“Clarkston, Georgia, was a typical Southern town until it was designated a refugee settlement center in the 1990s, becoming the first American home for scores of families in flight from the world’s war zones—from Liberia and Sudan to Iraq and Afghanistan. Suddenly Clarkston’s streets were filled with women wearing the hijab, the smells of cumin and curry, and kids of all colors playing soccer in any open space they could find. The town also became home to Luma Mufleh, an American-educated Jordanian woman who founded a youth soccer team to unify Clarkston’s refugee children and keep them off the streets. These kids named themselves the Fugees.
Set against the backdrop of an American town that without its consent had become a vast social experiment, Outcasts United follows a pivotal season in the life of the Fugees and their charismatic coach.”

Luma Mufleh came from a wealthy Jordanian family.  She was disowned when she decided to stay in the United States after college.  Several years later, she was coaching a girls’ under 12 soccer team and running a failing business in Decatur GA when a chance trip took her to nearby Clarkston.  She didn’t understand why she saw so many non-white residents.  After investigating, she decided to coach youth soccer teams for refugee boys.

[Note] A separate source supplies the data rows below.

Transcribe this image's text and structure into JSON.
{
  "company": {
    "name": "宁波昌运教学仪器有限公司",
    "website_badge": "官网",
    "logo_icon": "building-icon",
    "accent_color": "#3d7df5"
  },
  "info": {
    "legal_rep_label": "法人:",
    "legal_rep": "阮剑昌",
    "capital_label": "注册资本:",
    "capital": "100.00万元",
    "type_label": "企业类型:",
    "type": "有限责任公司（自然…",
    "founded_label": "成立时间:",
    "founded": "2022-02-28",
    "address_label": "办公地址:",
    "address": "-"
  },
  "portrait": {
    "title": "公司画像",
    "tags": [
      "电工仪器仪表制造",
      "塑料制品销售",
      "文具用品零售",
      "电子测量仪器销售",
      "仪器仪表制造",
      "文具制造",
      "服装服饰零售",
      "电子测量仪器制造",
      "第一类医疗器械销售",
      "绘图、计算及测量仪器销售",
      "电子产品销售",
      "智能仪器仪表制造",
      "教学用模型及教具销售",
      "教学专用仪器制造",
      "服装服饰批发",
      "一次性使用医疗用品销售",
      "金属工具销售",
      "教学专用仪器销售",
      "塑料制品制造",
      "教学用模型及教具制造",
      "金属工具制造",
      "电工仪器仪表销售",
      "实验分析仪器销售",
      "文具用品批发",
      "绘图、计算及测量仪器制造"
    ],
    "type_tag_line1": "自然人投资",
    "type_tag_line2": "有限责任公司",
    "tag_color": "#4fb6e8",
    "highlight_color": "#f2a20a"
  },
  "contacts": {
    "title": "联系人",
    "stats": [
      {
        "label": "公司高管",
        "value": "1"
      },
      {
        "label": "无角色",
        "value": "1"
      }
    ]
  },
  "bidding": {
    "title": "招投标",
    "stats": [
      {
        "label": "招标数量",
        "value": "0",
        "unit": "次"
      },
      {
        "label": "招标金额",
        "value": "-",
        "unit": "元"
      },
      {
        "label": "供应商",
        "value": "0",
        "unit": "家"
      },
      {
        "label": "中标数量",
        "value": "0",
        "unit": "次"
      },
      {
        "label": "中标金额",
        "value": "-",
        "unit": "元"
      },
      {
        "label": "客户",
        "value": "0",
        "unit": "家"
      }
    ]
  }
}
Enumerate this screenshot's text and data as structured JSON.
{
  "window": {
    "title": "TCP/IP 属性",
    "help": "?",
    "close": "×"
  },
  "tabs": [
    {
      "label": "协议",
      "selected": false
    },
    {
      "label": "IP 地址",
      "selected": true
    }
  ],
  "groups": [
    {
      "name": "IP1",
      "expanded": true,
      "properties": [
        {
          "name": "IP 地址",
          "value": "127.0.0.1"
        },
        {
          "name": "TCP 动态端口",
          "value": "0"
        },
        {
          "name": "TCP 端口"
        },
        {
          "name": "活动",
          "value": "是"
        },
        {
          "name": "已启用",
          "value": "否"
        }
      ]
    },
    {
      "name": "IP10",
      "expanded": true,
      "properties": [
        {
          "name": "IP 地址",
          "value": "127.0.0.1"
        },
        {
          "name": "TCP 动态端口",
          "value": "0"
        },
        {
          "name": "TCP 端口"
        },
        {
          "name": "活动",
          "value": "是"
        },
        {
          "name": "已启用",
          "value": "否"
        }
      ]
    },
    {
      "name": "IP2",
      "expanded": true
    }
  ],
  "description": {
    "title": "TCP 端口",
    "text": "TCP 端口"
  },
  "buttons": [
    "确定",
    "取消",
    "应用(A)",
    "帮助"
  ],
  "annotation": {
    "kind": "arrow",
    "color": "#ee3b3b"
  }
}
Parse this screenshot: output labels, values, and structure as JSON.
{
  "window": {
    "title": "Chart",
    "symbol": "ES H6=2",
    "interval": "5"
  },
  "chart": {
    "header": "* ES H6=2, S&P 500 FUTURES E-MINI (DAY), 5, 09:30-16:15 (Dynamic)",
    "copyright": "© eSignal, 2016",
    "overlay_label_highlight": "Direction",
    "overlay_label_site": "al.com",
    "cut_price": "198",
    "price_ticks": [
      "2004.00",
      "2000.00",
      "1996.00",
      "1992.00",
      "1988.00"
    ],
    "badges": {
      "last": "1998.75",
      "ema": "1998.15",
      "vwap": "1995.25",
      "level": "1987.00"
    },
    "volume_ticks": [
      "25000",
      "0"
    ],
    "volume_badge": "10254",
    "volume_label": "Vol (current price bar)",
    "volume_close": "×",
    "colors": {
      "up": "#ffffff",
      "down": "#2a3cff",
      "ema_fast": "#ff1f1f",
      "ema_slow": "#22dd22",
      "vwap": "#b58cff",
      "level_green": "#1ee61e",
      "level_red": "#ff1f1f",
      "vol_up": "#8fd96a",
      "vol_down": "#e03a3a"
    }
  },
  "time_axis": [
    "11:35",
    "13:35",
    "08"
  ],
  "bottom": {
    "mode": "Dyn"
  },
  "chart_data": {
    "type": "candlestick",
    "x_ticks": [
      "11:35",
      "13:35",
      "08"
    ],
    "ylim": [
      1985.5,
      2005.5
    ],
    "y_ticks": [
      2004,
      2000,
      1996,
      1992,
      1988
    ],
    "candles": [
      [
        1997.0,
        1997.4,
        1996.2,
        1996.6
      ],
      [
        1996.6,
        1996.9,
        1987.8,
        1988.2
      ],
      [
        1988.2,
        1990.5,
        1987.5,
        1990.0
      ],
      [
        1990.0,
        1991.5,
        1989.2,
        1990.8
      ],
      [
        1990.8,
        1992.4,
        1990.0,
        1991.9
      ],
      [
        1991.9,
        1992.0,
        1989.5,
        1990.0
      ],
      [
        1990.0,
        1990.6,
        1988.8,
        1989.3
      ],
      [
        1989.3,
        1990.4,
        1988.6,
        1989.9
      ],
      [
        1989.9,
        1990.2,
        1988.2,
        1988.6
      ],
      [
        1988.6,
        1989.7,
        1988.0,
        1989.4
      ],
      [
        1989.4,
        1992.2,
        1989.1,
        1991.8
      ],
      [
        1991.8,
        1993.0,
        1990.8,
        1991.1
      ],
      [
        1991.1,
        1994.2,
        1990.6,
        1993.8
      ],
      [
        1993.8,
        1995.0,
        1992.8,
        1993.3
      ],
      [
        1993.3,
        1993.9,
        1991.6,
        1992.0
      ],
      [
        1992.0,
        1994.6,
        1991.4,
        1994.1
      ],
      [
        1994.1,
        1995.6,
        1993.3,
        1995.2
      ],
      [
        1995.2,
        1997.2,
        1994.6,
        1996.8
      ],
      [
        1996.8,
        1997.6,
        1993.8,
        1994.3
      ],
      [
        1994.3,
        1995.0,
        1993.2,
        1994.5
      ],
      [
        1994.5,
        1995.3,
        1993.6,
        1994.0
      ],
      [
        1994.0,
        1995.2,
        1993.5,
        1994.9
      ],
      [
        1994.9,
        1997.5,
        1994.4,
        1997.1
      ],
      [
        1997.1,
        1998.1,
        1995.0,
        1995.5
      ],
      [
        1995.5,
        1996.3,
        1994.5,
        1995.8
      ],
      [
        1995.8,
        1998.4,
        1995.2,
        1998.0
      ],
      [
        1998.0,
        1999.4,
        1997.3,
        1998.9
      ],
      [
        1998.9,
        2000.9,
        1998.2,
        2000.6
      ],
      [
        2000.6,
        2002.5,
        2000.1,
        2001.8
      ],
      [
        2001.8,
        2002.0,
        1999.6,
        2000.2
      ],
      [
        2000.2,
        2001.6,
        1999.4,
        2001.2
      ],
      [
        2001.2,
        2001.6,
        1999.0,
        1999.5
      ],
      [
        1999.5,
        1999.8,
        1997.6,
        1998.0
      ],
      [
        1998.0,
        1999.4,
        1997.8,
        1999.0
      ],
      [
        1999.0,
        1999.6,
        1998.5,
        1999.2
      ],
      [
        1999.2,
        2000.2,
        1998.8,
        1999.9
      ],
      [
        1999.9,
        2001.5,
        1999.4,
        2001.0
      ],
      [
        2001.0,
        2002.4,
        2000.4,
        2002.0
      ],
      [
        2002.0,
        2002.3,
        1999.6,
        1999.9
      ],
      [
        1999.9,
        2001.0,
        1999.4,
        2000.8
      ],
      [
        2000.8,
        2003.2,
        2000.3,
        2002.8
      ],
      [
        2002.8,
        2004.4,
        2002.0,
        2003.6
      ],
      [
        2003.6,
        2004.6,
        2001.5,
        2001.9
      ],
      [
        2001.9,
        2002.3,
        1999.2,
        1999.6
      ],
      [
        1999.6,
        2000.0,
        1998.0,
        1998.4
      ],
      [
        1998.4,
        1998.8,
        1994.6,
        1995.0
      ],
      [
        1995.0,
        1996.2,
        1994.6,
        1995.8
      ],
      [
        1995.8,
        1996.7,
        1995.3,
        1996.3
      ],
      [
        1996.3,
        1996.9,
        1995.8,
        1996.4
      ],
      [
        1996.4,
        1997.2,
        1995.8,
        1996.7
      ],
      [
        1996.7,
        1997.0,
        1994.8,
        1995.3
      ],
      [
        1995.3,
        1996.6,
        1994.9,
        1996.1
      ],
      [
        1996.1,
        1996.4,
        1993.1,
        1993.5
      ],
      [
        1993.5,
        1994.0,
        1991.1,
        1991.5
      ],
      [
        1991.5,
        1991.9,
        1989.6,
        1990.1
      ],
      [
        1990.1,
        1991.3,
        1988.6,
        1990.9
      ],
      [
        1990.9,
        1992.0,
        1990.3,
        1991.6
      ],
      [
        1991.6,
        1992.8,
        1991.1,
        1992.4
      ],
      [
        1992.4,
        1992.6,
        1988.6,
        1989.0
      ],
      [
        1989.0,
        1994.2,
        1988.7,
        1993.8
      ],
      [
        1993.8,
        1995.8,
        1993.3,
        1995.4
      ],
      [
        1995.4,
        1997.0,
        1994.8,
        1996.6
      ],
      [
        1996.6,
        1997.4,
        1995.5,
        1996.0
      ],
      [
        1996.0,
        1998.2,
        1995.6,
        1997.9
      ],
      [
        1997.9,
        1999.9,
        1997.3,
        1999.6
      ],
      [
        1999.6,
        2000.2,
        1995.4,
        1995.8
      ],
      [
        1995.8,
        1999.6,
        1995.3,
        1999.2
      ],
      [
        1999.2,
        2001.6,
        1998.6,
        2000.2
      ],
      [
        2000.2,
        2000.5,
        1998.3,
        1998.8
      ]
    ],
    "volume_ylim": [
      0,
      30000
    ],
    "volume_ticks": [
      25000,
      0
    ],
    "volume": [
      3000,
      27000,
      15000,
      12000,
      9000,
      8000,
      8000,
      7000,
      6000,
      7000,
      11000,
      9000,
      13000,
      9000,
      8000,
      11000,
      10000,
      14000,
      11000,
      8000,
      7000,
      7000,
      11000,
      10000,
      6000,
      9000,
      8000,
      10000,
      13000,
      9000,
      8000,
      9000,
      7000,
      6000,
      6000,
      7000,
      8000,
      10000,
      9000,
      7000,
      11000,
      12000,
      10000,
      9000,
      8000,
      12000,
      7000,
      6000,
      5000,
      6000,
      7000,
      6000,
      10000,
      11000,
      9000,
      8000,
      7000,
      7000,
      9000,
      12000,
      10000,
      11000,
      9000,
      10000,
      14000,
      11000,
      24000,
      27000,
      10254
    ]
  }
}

This is the story of the Fugees’ 2006 season.  Luma is very demanding of her players.  They have to adhere to a code of conduct and soccer practice starts with mandatory tutoring sessions.  There are three teams – under 13s, under 15s, and under 17s.  Each has their own unique sets of challenges.

The overarching problem is finding a place to practice.  They are stuck on a dirt and gravel field frequented by drug users.  There is a fenced field in a local park but the mayor has declared that NO soccer will be played there because the field is for use only by Clarkston’s Little League baseball teams.  It doesn’t matter that there are no Little League baseball teams in Clarkston.

The players come from all over the world.  Liberia, Congo, Sudan, Iraq, Kosovo, and many other countries are represented.  Most of the children have seen horrors.  Now they are in a town that isn’t friendly to them and they just want to play soccer.

The book tells the story of the town also.  How did it become a popular place for refugees?  How is the town adapting or failing to adapt to a changing population?

The book was published in 2009 and contains an afterword that discusses what happened after the 2006 season.  One of the things mentioned was that when the author, who was a newspaper reporter, published some articles the Fugees started to get donations.  He mentioned that Luma’s goal was to buy some land so they could have a dedicated place to practice that was safe.  She also said that she dreamed of having good facilities for tutoring times.

I went online to see what had happened since then.  Look at this!

Fugees Family

They don’t just have practice fields.  They started a school!  The middle school serves to teach English as a second language and to get kids whose formal schooling has been interrupted up to speed to go to American schools.  They also have a high school. It is now coed.  They accept donations so the kids don’t have to pay for this private education.

It was great to see that the program prospered after all the abuse they endured.

I’d recommend this book to everyone.  The stories of the families fleeing from war zones around the world are heartbreaking.  They put a personal touch on events that we hear about on the news and then forget about.  Would you be able to survive what they did just to come to a new country where everyone seems to hate you?